The work concludes with a driving finale in modified
rondo form. The movement is fast with a lot of notes,
and the spirit of the movement is inspired by that found
in the Mendelssohn's incidental music to A Midsummer
As in other "After" works in Canfield's output, the
composer didn't concern himself too much with the places
in this work that sound more like Canfield writing in a
19th-century style than Mendelssohn, but he did make an
effort to incorporate the melodic gestures and harmonic
sequences normally associated with this great composer.
The development section of the first movement also
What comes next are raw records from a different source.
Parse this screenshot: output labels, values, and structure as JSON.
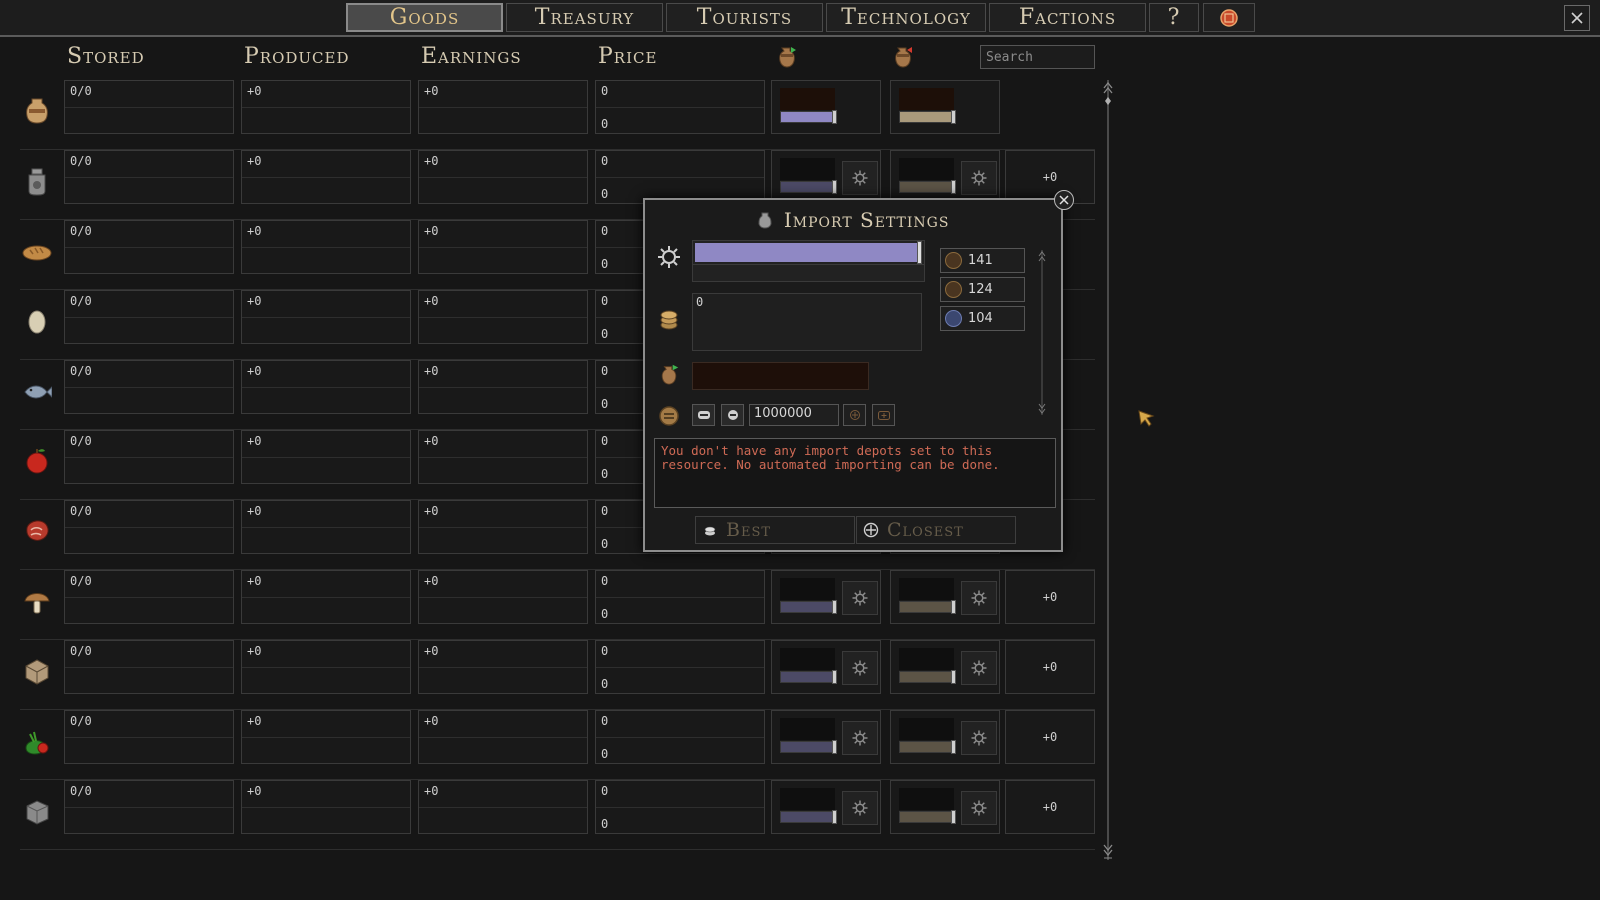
{
  "tabs": [
    {
      "label": "Goods",
      "active": true
    },
    {
      "label": "Treasury",
      "active": false
    },
    {
      "label": "Tourists",
      "active": false
    },
    {
      "label": "Technology",
      "active": false
    },
    {
      "label": "Factions",
      "active": false
    },
    {
      "label": "?",
      "active": false
    }
  ],
  "headers": {
    "stored": "Stored",
    "produced": "Produced",
    "earnings": "Earnings",
    "price": "Price",
    "search_placeholder": "Search"
  },
  "rows": [
    {
      "icon": "amphora-icon",
      "stored": "0/0",
      "produced": "+0",
      "earnings": "+0",
      "price_top": "0",
      "price_bottom": "0",
      "delta": ""
    },
    {
      "icon": "jar-icon",
      "stored": "0/0",
      "produced": "+0",
      "earnings": "+0",
      "price_top": "0",
      "price_bottom": "0",
      "delta": "+0"
    },
    {
      "icon": "bread-icon",
      "stored": "0/0",
      "produced": "+0",
      "earnings": "+0",
      "price_top": "0",
      "price_bottom": "0",
      "delta": ""
    },
    {
      "icon": "egg-icon",
      "stored": "0/0",
      "produced": "+0",
      "earnings": "+0",
      "price_top": "0",
      "price_bottom": "0",
      "delta": ""
    },
    {
      "icon": "fish-icon",
      "stored": "0/0",
      "produced": "+0",
      "earnings": "+0",
      "price_top": "0",
      "price_bottom": "0",
      "delta": ""
    },
    {
      "icon": "apple-icon",
      "stored": "0/0",
      "produced": "+0",
      "earnings": "+0",
      "price_top": "0",
      "price_bottom": "0",
      "delta": ""
    },
    {
      "icon": "meat-icon",
      "stored": "0/0",
      "produced": "+0",
      "earnings": "+0",
      "price_top": "0",
      "price_bottom": "0",
      "delta": ""
    },
    {
      "icon": "mushroom-icon",
      "stored": "0/0",
      "produced": "+0",
      "earnings": "+0",
      "price_top": "0",
      "price_bottom": "0",
      "delta": "+0"
    },
    {
      "icon": "crate-icon",
      "stored": "0/0",
      "produced": "+0",
      "earnings": "+0",
      "price_top": "0",
      "price_bottom": "0",
      "delta": "+0"
    },
    {
      "icon": "vegetables-icon",
      "stored": "0/0",
      "produced": "+0",
      "earnings": "+0",
      "price_top": "0",
      "price_bottom": "0",
      "delta": "+0"
    },
    {
      "icon": "stone-icon",
      "stored": "0/0",
      "produced": "+0",
      "earnings": "+0",
      "price_top": "0",
      "price_bottom": "0",
      "delta": "+0"
    }
  ],
  "dialog": {
    "title": "Import Settings",
    "price_value": "0",
    "quality_level": 0.99,
    "stats": [
      "141",
      "124",
      "104"
    ],
    "amount": "1000000",
    "warning": "You don't have any import depots set to this resource. No automated importing can be done.",
    "best_label": "Best",
    "closest_label": "Closest"
  },
  "colors": {
    "active_tab_text": "#e2c58a",
    "warning_text": "#cf6a55",
    "import_slider": "#8f88c4",
    "export_slider": "#a99a7c"
  }
}
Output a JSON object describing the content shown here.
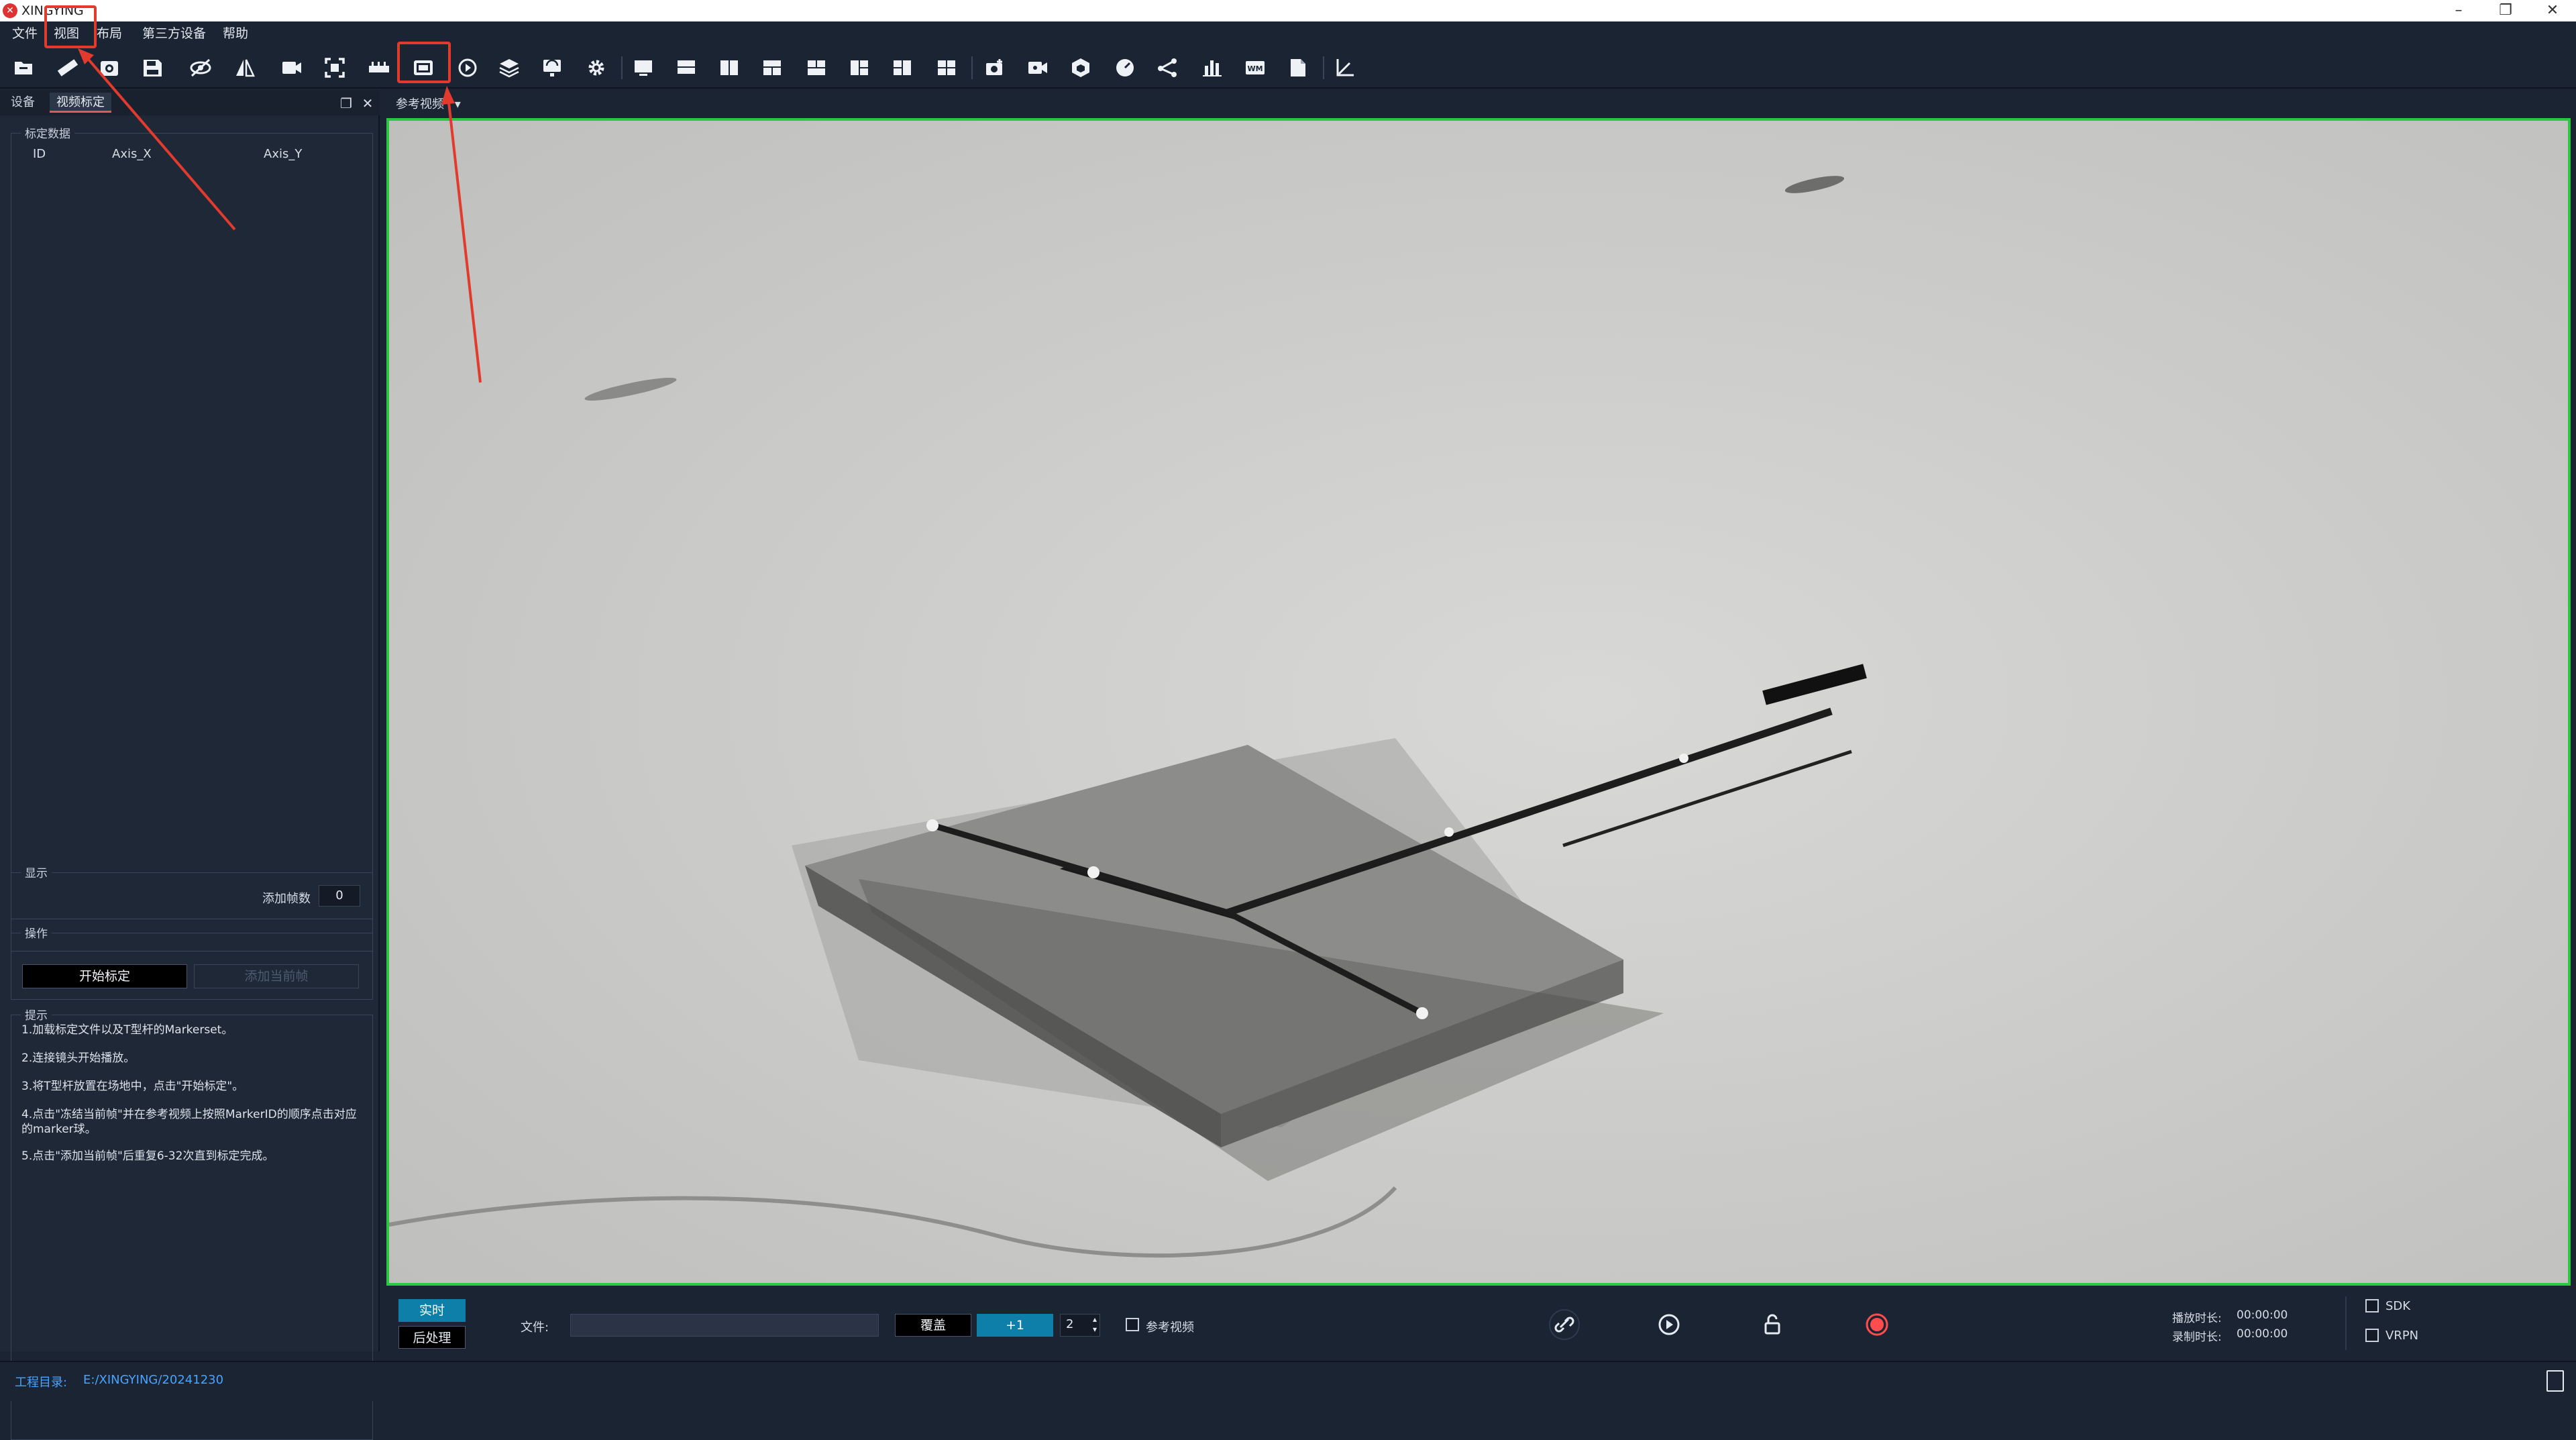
{
  "window": {
    "title": "XINGYING",
    "minimize": "–",
    "maximize": "❐",
    "close": "✕"
  },
  "menu": [
    "文件",
    "视图",
    "布局",
    "第三方设备",
    "帮助"
  ],
  "toolbar": {
    "icons": [
      "open-folder-icon",
      "ruler-icon",
      "calibrate-camera-icon",
      "save-icon",
      "hide-icon",
      "mirror-icon",
      "video-camera-icon",
      "fullscreen-icon",
      "ruler-bar-icon",
      "video-calibration-icon",
      "replay-icon",
      "layers-icon",
      "network-icon",
      "settings-icon",
      "layout-1-icon",
      "layout-2-icon",
      "layout-3-icon",
      "layout-4-icon",
      "layout-5-icon",
      "layout-6-icon",
      "layout-7-icon",
      "layout-8-icon",
      "camera-add-icon",
      "camera-record-icon",
      "cube-icon",
      "speedometer-icon",
      "skeleton-icon",
      "bar-chart-icon",
      "wm-icon",
      "document-icon",
      "axis-icon"
    ]
  },
  "left_panel": {
    "tabs": [
      "设备",
      "视频标定"
    ],
    "active_tab": 1,
    "calibration": {
      "title": "标定数据",
      "columns": [
        "ID",
        "Axis_X",
        "Axis_Y"
      ]
    },
    "display": {
      "title": "显示",
      "frames_label": "添加帧数",
      "frames_value": "0"
    },
    "operation": {
      "title": "操作",
      "start_button": "开始标定",
      "add_frame_button": "添加当前帧"
    },
    "tips": {
      "title": "提示",
      "items": [
        "1.加载标定文件以及T型杆的Markerset。",
        "2.连接镜头开始播放。",
        "3.将T型杆放置在场地中，点击\"开始标定\"。",
        "4.点击\"冻结当前帧\"并在参考视频上按照MarkerID的顺序点击对应的marker球。",
        "5.点击\"添加当前帧\"后重复6-32次直到标定完成。"
      ]
    }
  },
  "video": {
    "source_label": "参考视频",
    "frame_color": "#28c840"
  },
  "controls": {
    "realtime_button": "实时",
    "postprocess_button": "后处理",
    "file_label": "文件:",
    "file_value": "",
    "overwrite_button": "覆盖",
    "increment_button": "+1",
    "spin_value": "2",
    "ref_video_label": "参考视频",
    "play_time_label": "播放时长:",
    "play_time_value": "00:00:00",
    "record_time_label": "录制时长:",
    "record_time_value": "00:00:00",
    "sdk_label": "SDK",
    "vrpn_label": "VRPN"
  },
  "status": {
    "project_dir_label": "工程目录:",
    "project_dir_value": "E:/XINGYING/20241230"
  },
  "colors": {
    "accent": "#0e7fa8",
    "annotation": "#e23b2e",
    "record": "#ff4d4d"
  }
}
incorporates a good bit of counterpoint to pay homage to
Mendelssohn's rediscovery of the music of Bach.
The concerto is dedicated to trombonist Carl Lenthe.
Canfield also sought to personalize this work for its
dedicatee, and did so through the inclusion of phrases
from one of the latter's favorite Bach Chorales, Wachet
auf, ruft uns die Stimme in the second movement. In
the finale, there are also a couple of phrases from the
famous "Wedding March" from Mendelssohn's Midsummer
Night's Dream woven in at Lenthe's request as a wink
to his wife Martha. The solo part of this work was
edited by its dedicatee, who premiered this version of
the work with pianist Kimberly Carballo at Indiana
University on October 1, 2017. Total duration:
approximately 17 minutes.